BEGIN
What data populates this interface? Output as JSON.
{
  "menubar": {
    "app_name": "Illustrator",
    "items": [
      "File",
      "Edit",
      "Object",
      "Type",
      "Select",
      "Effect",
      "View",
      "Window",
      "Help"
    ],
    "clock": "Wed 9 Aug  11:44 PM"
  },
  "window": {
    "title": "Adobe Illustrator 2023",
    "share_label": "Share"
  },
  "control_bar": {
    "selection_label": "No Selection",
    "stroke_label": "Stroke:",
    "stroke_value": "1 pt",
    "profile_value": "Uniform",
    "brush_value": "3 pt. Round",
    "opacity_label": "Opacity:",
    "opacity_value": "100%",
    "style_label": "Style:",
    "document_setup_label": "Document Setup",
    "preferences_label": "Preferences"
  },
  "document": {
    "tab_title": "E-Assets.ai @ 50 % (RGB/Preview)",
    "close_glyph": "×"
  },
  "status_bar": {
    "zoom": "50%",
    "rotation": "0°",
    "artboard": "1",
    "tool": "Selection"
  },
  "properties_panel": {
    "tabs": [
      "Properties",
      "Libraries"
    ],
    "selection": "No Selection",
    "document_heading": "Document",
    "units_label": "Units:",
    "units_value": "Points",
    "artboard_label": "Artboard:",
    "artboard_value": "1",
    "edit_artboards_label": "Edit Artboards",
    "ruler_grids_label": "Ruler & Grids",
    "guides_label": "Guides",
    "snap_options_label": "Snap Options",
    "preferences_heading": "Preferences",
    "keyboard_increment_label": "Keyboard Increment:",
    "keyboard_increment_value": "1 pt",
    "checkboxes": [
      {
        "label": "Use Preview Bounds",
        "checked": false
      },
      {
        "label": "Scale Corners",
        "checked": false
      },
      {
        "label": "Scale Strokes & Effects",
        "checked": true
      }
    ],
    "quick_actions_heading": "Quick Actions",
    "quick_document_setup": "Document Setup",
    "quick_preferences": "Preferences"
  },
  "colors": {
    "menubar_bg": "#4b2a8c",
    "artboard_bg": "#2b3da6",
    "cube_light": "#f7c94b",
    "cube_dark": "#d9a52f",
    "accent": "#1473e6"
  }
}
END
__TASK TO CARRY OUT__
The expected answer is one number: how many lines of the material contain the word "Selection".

__RESPONSE TO THIS TASK__
3